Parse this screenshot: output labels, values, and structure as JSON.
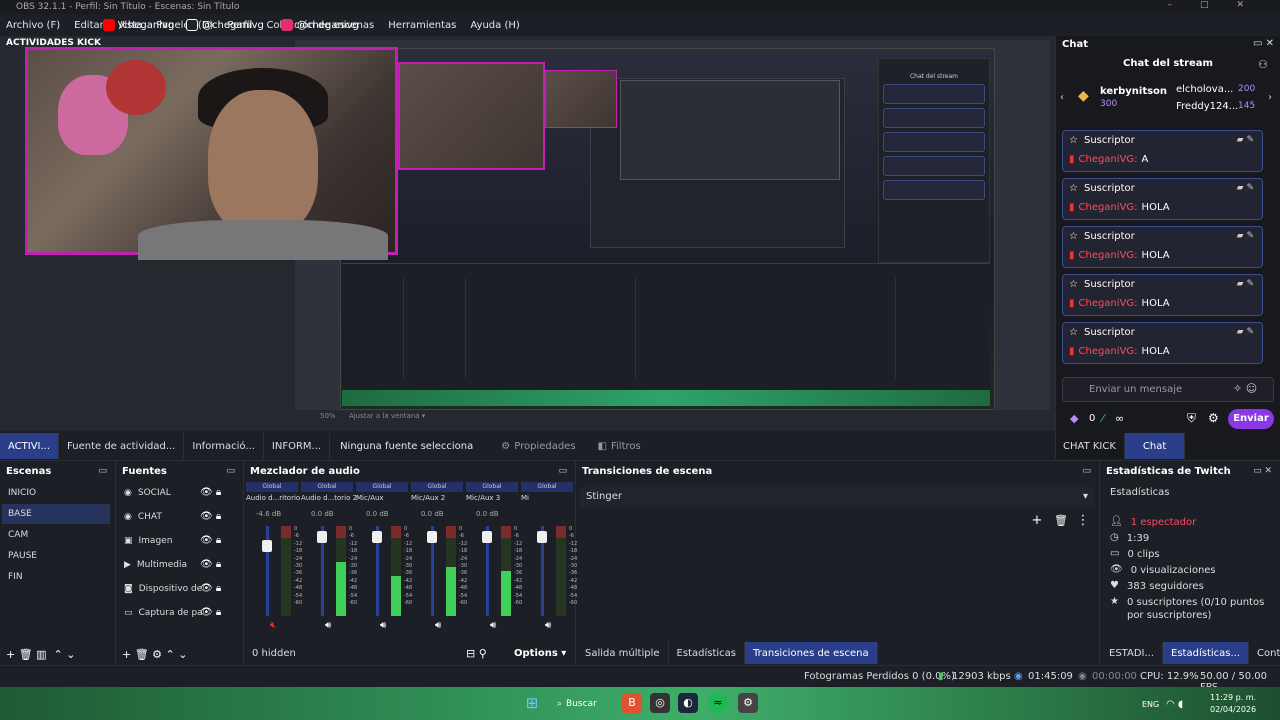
{
  "window": {
    "title": "OBS 32.1.1 - Perfil: Sin Título - Escenas: Sin Título"
  },
  "menu": [
    "Archivo (F)",
    "Editar",
    "Vista",
    "Paneles (D)",
    "Perfil",
    "Colección de escenas",
    "Herramientas",
    "Ayuda (H)"
  ],
  "preview": {
    "dock_title": "ACTIVIDADES KICK",
    "social": [
      {
        "handle": "/cheganivg",
        "icon": "youtube-icon",
        "color": "#ff0000"
      },
      {
        "handle": "@cheganivg",
        "icon": "tiktok-icon",
        "color": "#ffffff"
      },
      {
        "handle": "@cheganivg",
        "icon": "instagram-icon",
        "color": "#e1306c"
      }
    ],
    "zoom": "50%",
    "zoom_mode": "Ajustar a la ventana"
  },
  "context_tabs": {
    "tabs": [
      "ACTIVI...",
      "Fuente de actividad...",
      "Informació...",
      "INFORM..."
    ],
    "active_index": 0,
    "source_label": "Ninguna fuente selecciona",
    "properties": "Propiedades",
    "filters": "Filtros"
  },
  "chat": {
    "dock_title": "Chat",
    "header": "Chat del stream",
    "leaders": [
      {
        "name": "kerbynitson",
        "points": "300"
      },
      {
        "name": "elcholova...",
        "points": "200"
      },
      {
        "name": "Freddy124...",
        "points": "145"
      }
    ],
    "messages": [
      {
        "role": "Suscriptor",
        "nick": "CheganiVG:",
        "text": "A"
      },
      {
        "role": "Suscriptor",
        "nick": "CheganiVG:",
        "text": "HOLA"
      },
      {
        "role": "Suscriptor",
        "nick": "CheganiVG:",
        "text": "HOLA"
      },
      {
        "role": "Suscriptor",
        "nick": "CheganiVG:",
        "text": "HOLA"
      },
      {
        "role": "Suscriptor",
        "nick": "CheganiVG:",
        "text": "HOLA"
      }
    ],
    "input_placeholder": "Enviar un mensaje",
    "points": "0",
    "infinity": "∞",
    "send": "Enviar",
    "tabs": [
      "CHAT KICK",
      "Chat"
    ],
    "active_tab": 1
  },
  "scenes": {
    "title": "Escenas",
    "items": [
      "INICIO",
      "BASE",
      "CAM",
      "PAUSE",
      "FIN"
    ],
    "selected": 1
  },
  "sources": {
    "title": "Fuentes",
    "items": [
      {
        "label": "SOCIAL",
        "icon": "globe-icon"
      },
      {
        "label": "CHAT",
        "icon": "globe-icon"
      },
      {
        "label": "Imagen",
        "icon": "image-icon"
      },
      {
        "label": "Multimedia",
        "icon": "play-icon"
      },
      {
        "label": "Dispositivo de",
        "icon": "camera-icon"
      },
      {
        "label": "Captura de pa",
        "icon": "monitor-icon"
      }
    ]
  },
  "mixer": {
    "title": "Mezclador de audio",
    "channels": [
      {
        "group": "Global",
        "name": "Audio d...ritorio",
        "db": "-4.6 dB",
        "level": 0.85,
        "fill": 0.0,
        "muted": true
      },
      {
        "group": "Global",
        "name": "Audio d...torio 2",
        "db": "0.0 dB",
        "level": 0.95,
        "fill": 0.6,
        "muted": false
      },
      {
        "group": "Global",
        "name": "Mic/Aux",
        "db": "0.0 dB",
        "level": 0.95,
        "fill": 0.45,
        "muted": false
      },
      {
        "group": "Global",
        "name": "Mic/Aux 2",
        "db": "0.0 dB",
        "level": 0.95,
        "fill": 0.55,
        "muted": false
      },
      {
        "group": "Global",
        "name": "Mic/Aux 3",
        "db": "0.0 dB",
        "level": 0.95,
        "fill": 0.5,
        "muted": false
      },
      {
        "group": "Global",
        "name": "Mi",
        "db": "",
        "level": 0.95,
        "fill": 0.0,
        "muted": false
      }
    ],
    "scale": [
      "0",
      "-6",
      "-12",
      "-18",
      "-24",
      "-30",
      "-36",
      "-42",
      "-48",
      "-54",
      "-60"
    ],
    "hidden": "0 hidden",
    "options": "Options"
  },
  "transitions": {
    "title": "Transiciones de escena",
    "selected": "Stinger",
    "tabs": [
      "Salida múltiple",
      "Estadísticas",
      "Transiciones de escena"
    ],
    "active_tab": 2
  },
  "twitch": {
    "title": "Estadísticas de Twitch",
    "subtitle": "Estadísticas",
    "rows": [
      {
        "icon": "user-icon",
        "text": "1 espectador",
        "color": "#ff4a62"
      },
      {
        "icon": "clock-icon",
        "text": "1:39",
        "color": "#dddddd"
      },
      {
        "icon": "clip-icon",
        "text": "0 clips",
        "color": "#dddddd"
      },
      {
        "icon": "eye-icon",
        "text": "0 visualizaciones",
        "color": "#dddddd"
      },
      {
        "icon": "heart-icon",
        "text": "383 seguidores",
        "color": "#dddddd"
      },
      {
        "icon": "star-icon",
        "text": "0 suscriptores (0/10 puntos por suscriptores)",
        "color": "#dddddd"
      }
    ],
    "tabs": [
      "ESTADI...",
      "Estadísticas...",
      "Contr..."
    ],
    "active_tab": 1
  },
  "status": {
    "dropped": "Fotogramas Perdidos 0 (0.0%)",
    "bitrate": "12903 kbps",
    "live_time": "01:45:09",
    "rec_time": "00:00:00",
    "cpu": "CPU: 12.9%",
    "fps": "50.00 / 50.00 FPS"
  },
  "taskbar": {
    "search": "Buscar",
    "lang": "ENG",
    "time": "11:29 p. m.",
    "date": "02/04/2026"
  },
  "colors": {
    "accent": "#2a3e8a",
    "brand": "#8a38e6",
    "cam_border": "#c21fb5"
  }
}
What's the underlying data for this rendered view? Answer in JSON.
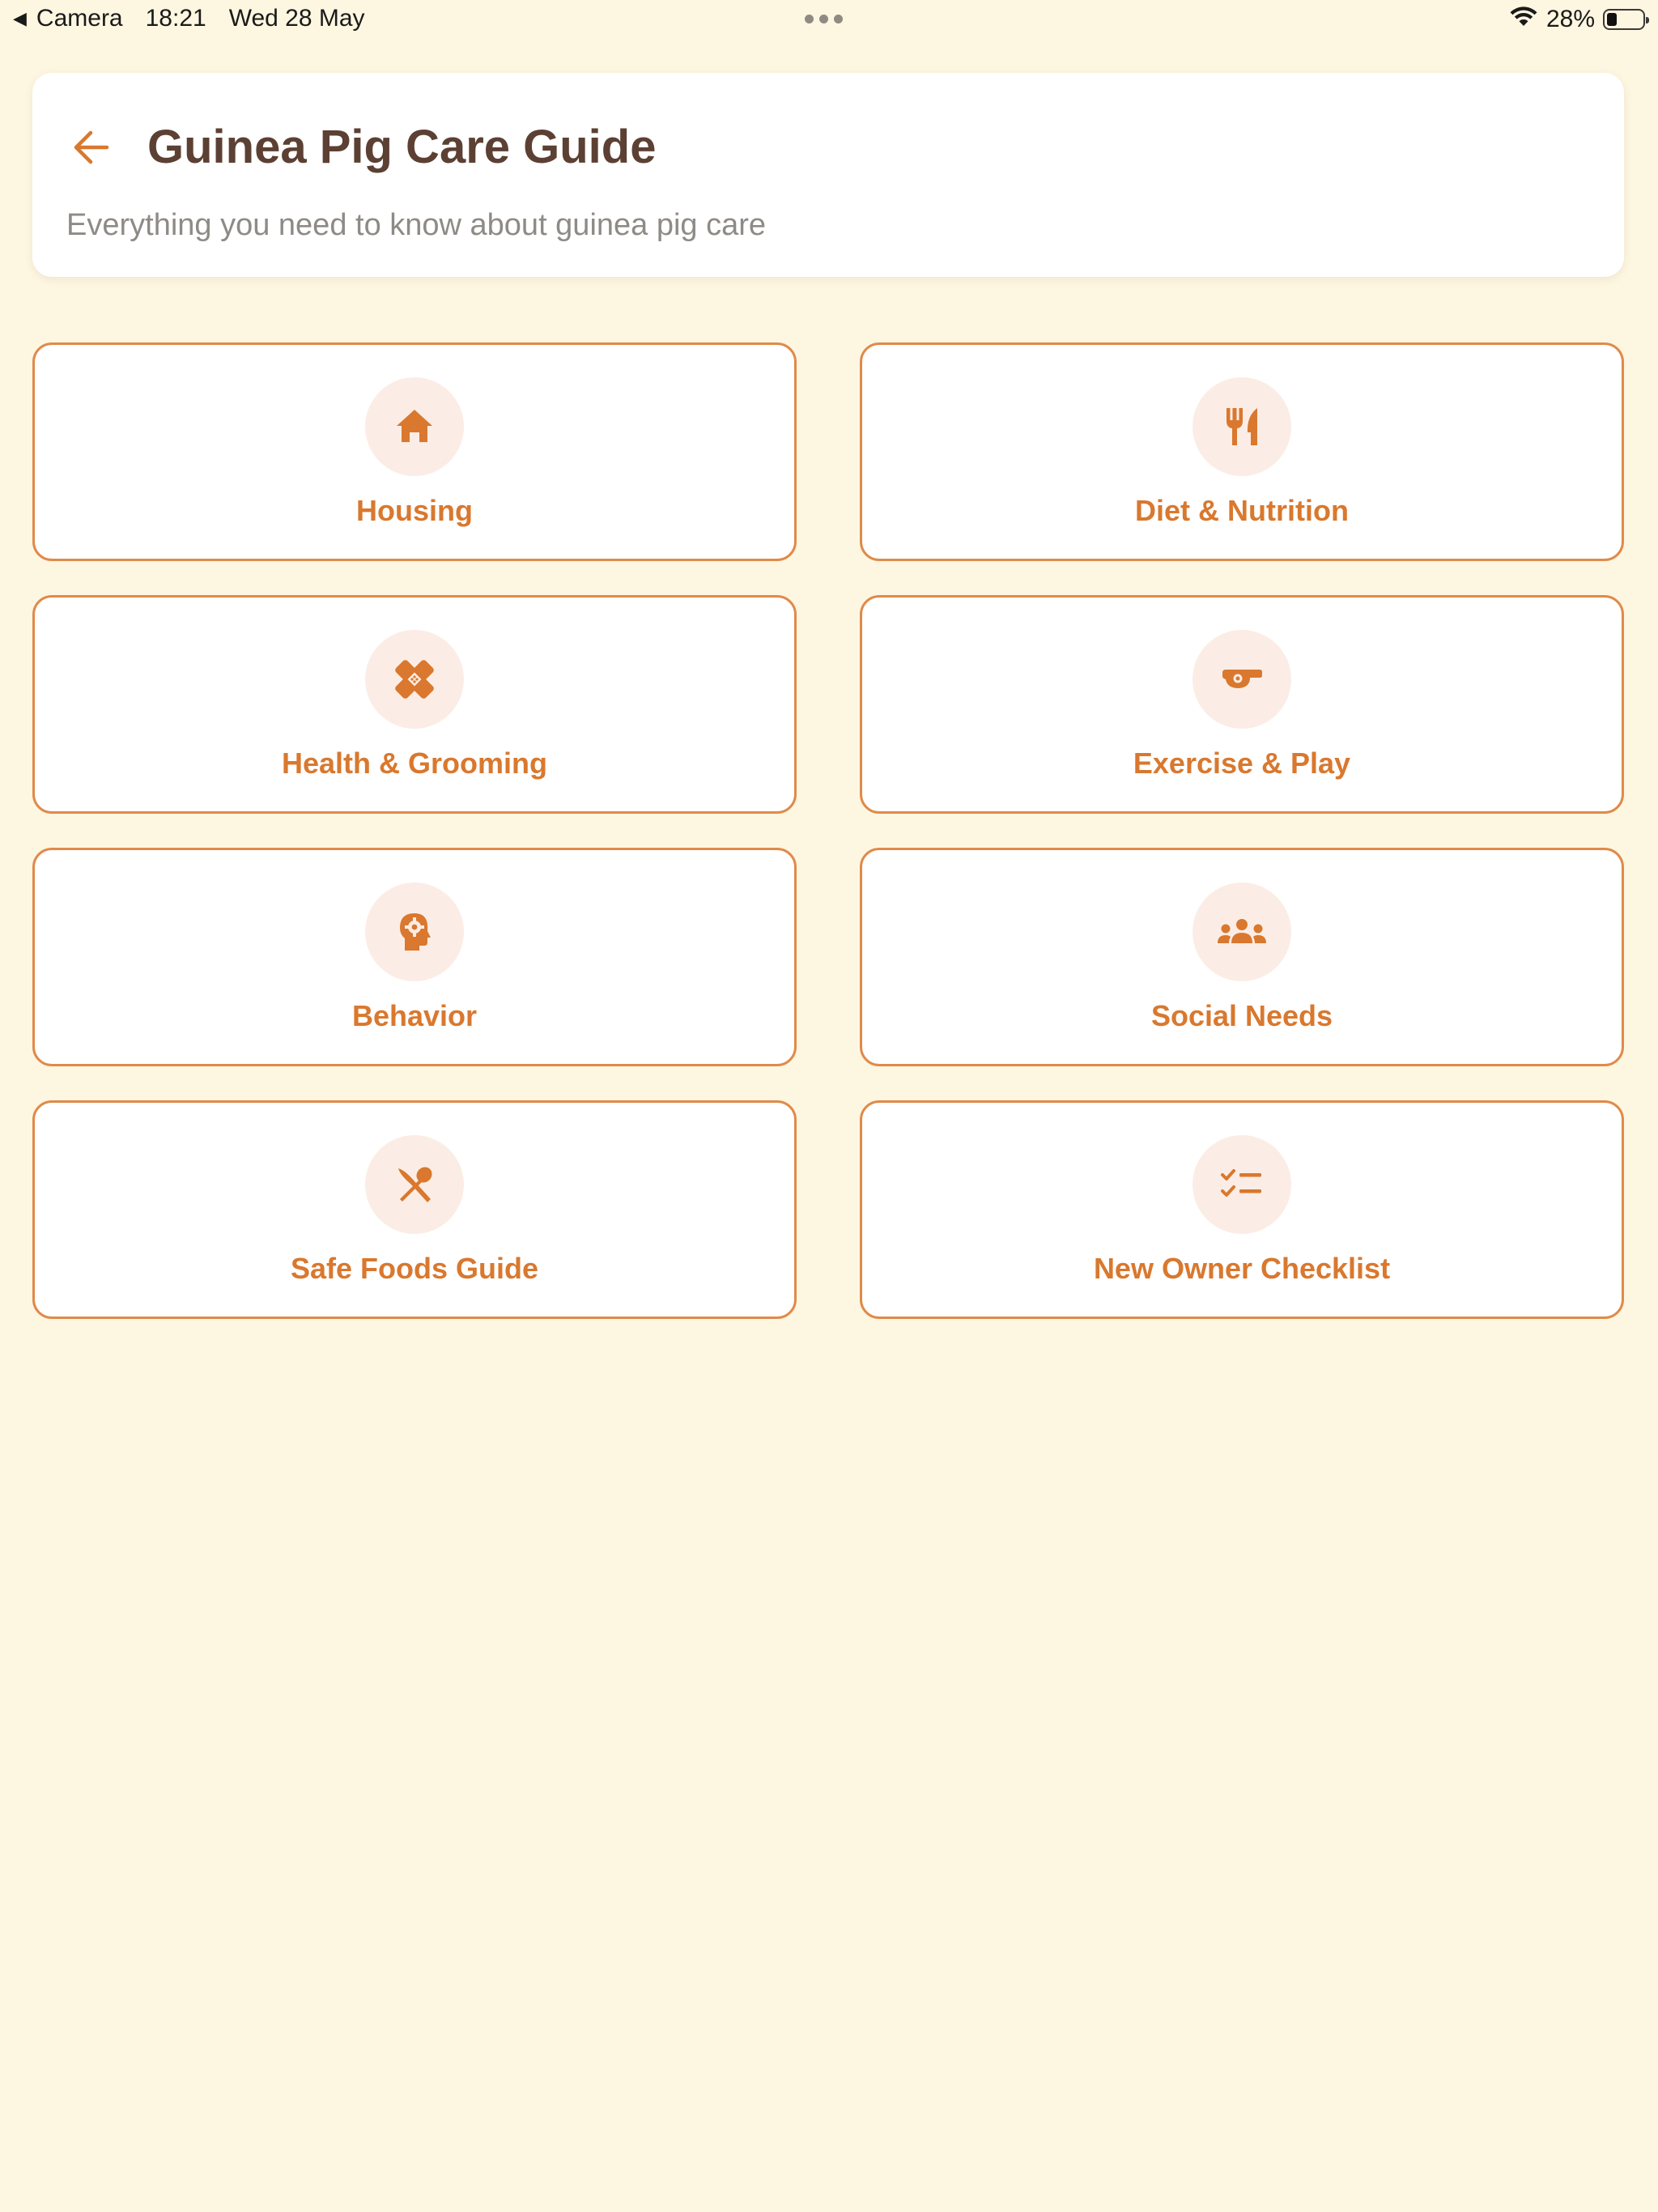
{
  "status_bar": {
    "back_app": "Camera",
    "time": "18:21",
    "date": "Wed 28 May",
    "battery": "28%",
    "battery_level": 0.28
  },
  "header": {
    "title": "Guinea Pig Care Guide",
    "subtitle": "Everything you need to know about guinea pig care"
  },
  "colors": {
    "background": "#FDF6E1",
    "accent": "#D9782E",
    "card_border": "#E08A4A",
    "icon_circle": "#FBEDE5",
    "title": "#5C4033",
    "subtitle": "#8E8A86"
  },
  "categories": [
    {
      "label": "Housing",
      "icon": "house-icon"
    },
    {
      "label": "Diet & Nutrition",
      "icon": "fork-knife-icon"
    },
    {
      "label": "Health & Grooming",
      "icon": "bandage-icon"
    },
    {
      "label": "Exercise & Play",
      "icon": "whistle-icon"
    },
    {
      "label": "Behavior",
      "icon": "head-gear-icon"
    },
    {
      "label": "Social Needs",
      "icon": "group-icon"
    },
    {
      "label": "Safe Foods Guide",
      "icon": "spoon-knife-cross-icon"
    },
    {
      "label": "New Owner Checklist",
      "icon": "checklist-icon"
    }
  ]
}
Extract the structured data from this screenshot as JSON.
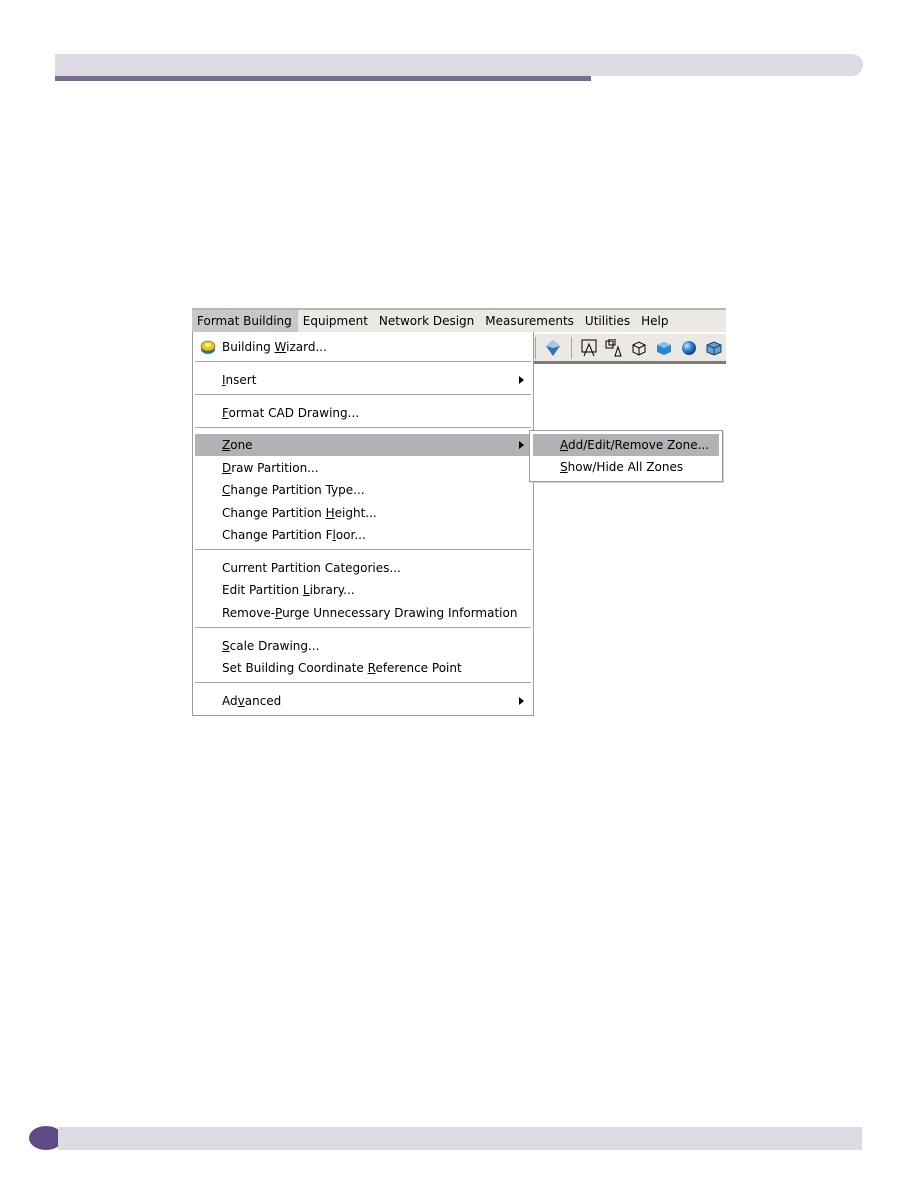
{
  "page": {
    "header_band": "",
    "footer_band": ""
  },
  "menubar": {
    "items": [
      {
        "label": "Format Building",
        "active": true
      },
      {
        "label": "Equipment"
      },
      {
        "label": "Network Design"
      },
      {
        "label": "Measurements"
      },
      {
        "label": "Utilities"
      },
      {
        "label": "Help"
      }
    ]
  },
  "toolbar": {
    "icons": [
      "view-3d-shaded-icon",
      "partition-a-icon",
      "objects-icon",
      "wireframe-cube-icon",
      "solid-cube-icon",
      "sphere-icon",
      "shaded-cube-icon"
    ]
  },
  "menu": {
    "items": [
      {
        "pre": "Building ",
        "ul": "W",
        "post": "izard...",
        "icon": "building-wizard-icon"
      },
      {
        "pre": "",
        "ul": "I",
        "post": "nsert",
        "submenu": true
      },
      {
        "pre": "",
        "ul": "F",
        "post": "ormat CAD Drawing..."
      },
      {
        "pre": "",
        "ul": "Z",
        "post": "one",
        "submenu": true,
        "highlighted": true
      },
      {
        "pre": "",
        "ul": "D",
        "post": "raw Partition..."
      },
      {
        "pre": "",
        "ul": "C",
        "post": "hange Partition Type..."
      },
      {
        "pre": "Change Partition ",
        "ul": "H",
        "post": "eight..."
      },
      {
        "pre": "Change Partition F",
        "ul": "l",
        "post": "oor..."
      },
      {
        "pre": "Current Partition Categories...",
        "ul": "",
        "post": ""
      },
      {
        "pre": "Edit Partition ",
        "ul": "L",
        "post": "ibrary..."
      },
      {
        "pre": "Remove-",
        "ul": "P",
        "post": "urge Unnecessary Drawing Information"
      },
      {
        "pre": "",
        "ul": "S",
        "post": "cale Drawing..."
      },
      {
        "pre": "Set Building Coordinate ",
        "ul": "R",
        "post": "eference Point"
      },
      {
        "pre": "Ad",
        "ul": "v",
        "post": "anced",
        "submenu": true
      }
    ]
  },
  "submenu": {
    "items": [
      {
        "pre": "",
        "ul": "A",
        "post": "dd/Edit/Remove Zone...",
        "highlighted": true
      },
      {
        "pre": "",
        "ul": "S",
        "post": "how/Hide All Zones"
      }
    ]
  },
  "colors": {
    "accent_purple": "#7a6a92",
    "band_gray": "#dcdbe3",
    "footer_dot": "#5f4a86",
    "menu_highlight": "#b2b1b6"
  }
}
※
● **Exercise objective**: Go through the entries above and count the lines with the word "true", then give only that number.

● **Answer for the task**: 7